- _Task details_: Across the entries below, please work out how many lines contain the string "targets" and give only the number.

- _Available data_:
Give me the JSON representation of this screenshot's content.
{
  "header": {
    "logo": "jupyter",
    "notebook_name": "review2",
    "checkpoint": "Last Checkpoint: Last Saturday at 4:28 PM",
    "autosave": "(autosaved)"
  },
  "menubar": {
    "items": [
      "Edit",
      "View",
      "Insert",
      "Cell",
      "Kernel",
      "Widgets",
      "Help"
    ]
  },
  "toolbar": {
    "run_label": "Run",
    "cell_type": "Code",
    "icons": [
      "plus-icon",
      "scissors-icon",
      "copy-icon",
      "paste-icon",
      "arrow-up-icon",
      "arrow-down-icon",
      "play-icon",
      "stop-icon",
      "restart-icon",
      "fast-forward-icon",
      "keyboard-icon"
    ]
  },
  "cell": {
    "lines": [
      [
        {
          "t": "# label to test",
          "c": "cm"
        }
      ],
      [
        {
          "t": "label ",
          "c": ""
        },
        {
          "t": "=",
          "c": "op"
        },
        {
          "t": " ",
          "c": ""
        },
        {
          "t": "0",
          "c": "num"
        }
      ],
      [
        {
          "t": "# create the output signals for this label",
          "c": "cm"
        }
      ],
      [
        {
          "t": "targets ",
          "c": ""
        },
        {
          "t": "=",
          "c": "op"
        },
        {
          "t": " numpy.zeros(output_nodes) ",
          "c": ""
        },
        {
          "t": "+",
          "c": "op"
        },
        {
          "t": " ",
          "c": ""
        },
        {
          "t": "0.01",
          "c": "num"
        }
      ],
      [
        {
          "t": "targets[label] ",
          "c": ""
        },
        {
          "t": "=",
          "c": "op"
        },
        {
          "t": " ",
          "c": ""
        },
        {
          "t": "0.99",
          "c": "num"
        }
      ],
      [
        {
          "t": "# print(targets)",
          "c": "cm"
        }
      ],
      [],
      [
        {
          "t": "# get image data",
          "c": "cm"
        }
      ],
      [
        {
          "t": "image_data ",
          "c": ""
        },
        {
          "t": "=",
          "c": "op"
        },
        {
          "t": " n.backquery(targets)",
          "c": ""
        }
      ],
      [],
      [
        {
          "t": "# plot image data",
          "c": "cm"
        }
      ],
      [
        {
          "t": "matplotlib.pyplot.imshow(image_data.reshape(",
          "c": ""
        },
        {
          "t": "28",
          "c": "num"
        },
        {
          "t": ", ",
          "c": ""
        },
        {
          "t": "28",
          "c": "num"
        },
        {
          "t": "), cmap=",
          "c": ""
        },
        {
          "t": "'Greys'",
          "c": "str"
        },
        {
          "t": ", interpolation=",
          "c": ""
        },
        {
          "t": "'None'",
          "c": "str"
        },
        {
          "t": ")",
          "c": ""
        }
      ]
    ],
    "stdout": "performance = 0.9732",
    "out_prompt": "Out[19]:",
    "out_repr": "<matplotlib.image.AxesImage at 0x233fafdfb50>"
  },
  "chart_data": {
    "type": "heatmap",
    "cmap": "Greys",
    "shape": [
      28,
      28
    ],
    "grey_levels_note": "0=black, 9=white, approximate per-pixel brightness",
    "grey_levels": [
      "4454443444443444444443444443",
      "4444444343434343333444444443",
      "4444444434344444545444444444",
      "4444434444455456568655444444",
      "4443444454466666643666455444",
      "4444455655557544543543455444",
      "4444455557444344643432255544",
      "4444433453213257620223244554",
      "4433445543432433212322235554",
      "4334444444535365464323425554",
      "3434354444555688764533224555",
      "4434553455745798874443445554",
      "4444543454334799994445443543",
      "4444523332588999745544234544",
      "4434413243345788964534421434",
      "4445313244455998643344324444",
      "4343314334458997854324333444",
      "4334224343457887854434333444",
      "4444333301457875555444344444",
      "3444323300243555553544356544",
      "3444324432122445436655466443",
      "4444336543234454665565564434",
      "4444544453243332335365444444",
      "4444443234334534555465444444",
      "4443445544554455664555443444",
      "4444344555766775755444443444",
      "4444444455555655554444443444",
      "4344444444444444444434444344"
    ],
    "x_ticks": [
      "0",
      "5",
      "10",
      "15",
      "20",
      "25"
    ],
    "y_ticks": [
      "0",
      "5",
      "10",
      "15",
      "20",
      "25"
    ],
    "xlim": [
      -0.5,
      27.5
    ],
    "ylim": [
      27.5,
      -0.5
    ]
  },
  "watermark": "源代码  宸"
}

- _Written reply_: 4